Liability depends on factors such as the vehicle’s autonomy level, the driver’s actions, and the manufacturer’s knowledge of defects or safety issues. For an autonomous vehicle collision, the blame could fall on any of the following parties:

  • Manufacturer. The onus might fall on the manufacturer if a vehicle’s internal systems or hardware are flawed, leading to a collision. Companies producing autonomous vehicles must uphold rigorous safety standards and quality inspections to avoid accidents.
  • Human operator. In vehicles that aren’t fully self-driving, the person in the driver’s position might still bear responsibility. There are instances where they are expected to step in, and either failing to act or intervening incorrectly can make them liable.
  • Software developer. The brain behind the car’s decision-making is its software. If a glitch or oversight in the programming leads to an incident, the developer or the company that produced the software might be held responsible.
  • Infrastructure providers. The environment in which the car operates is just as critical. If the car faces challenges due to substandard road conditions or unsuitable traffic systems, entities responsible for maintaining the infrastructure might be accountable.

Levels of Autonomy in Self-Driving Vehicles

The vehicle’s autonomy level is critical to self-driving car crash liability. The Society of Automotive Engineers (SAE) classifies self-driving vehicles into six levels, ranging from Level 0 (no automation) to Level 5 (full automation). Each level represents a different degree of human and machine control over the vehicle:

  • Level 0 – no automation. Human drivers are in complete control, and there is no automated assistance.
  • Level 1 – driver assistance. Basic features like adaptive cruise control are automated, but the driver remains primarily responsible.
  • Level 2 – partial automation. The vehicle can control steering and acceleration simultaneously, but the driver must monitor and be ready to take control at any moment.
  • Level 3 – conditional automation.

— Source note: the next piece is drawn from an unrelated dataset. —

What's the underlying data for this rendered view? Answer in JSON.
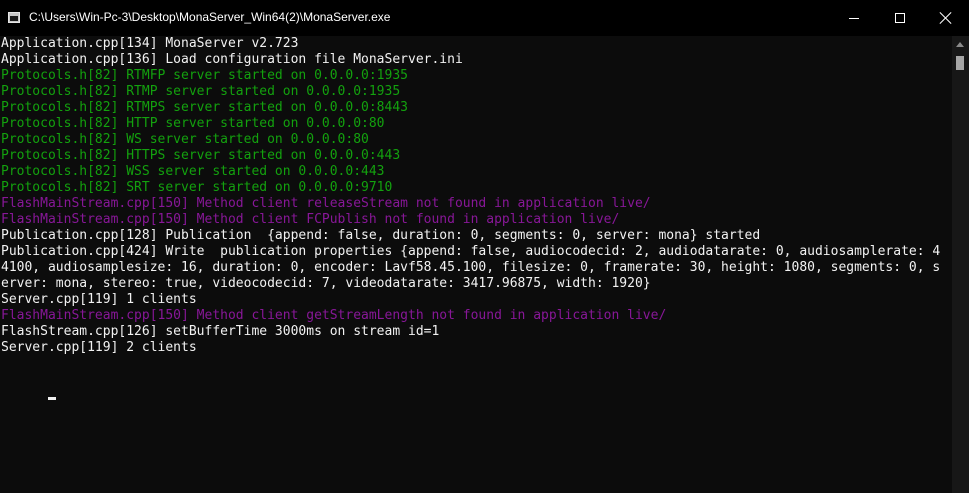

The vehicle can handle most aspects of driving but may require the driver to intervene when prompted.
  • Level 4 – high automation. Vehicles can handle all driving tasks under most conditions, but humans can still take over if needed.
  • Level 5 – full automation. No human intervention is required; the vehicle can operate in all conditions autonomously.

Evolving Nature of Liability Law

As self-driving cars become more prevalent, legal frameworks regarding liability are evolving. Courts and legislators are proactively addressing the issues these vehicles present. Key developments in this area include:

  • Legal precedent. In many cases, standard legal precedents remain whether or not the vehicle has a human operator. For instance, in California’s at-fault insurance system, whoever caused the damages is considered liable and must pay for the damages. This can mean a personal injury or product liability claim, depending on fault.         

Berg Injury Lawyers: Your Advocate in Self-Driving Car Accident Claims

Autonomous vehicles are now part of our daily lives, altering how we perceive responsibility in car accidents. If you’ve been injured in a self-driving car collision, consult with an experienced attorney at Berg Injury Lawyers.

We know California’s laws on autonomous vehicles and will advocate on your behalf, gathering evidence to support your claim and holding the responsible parties accountable.

Contact us today to discuss your case and pursue the compensation you deserve.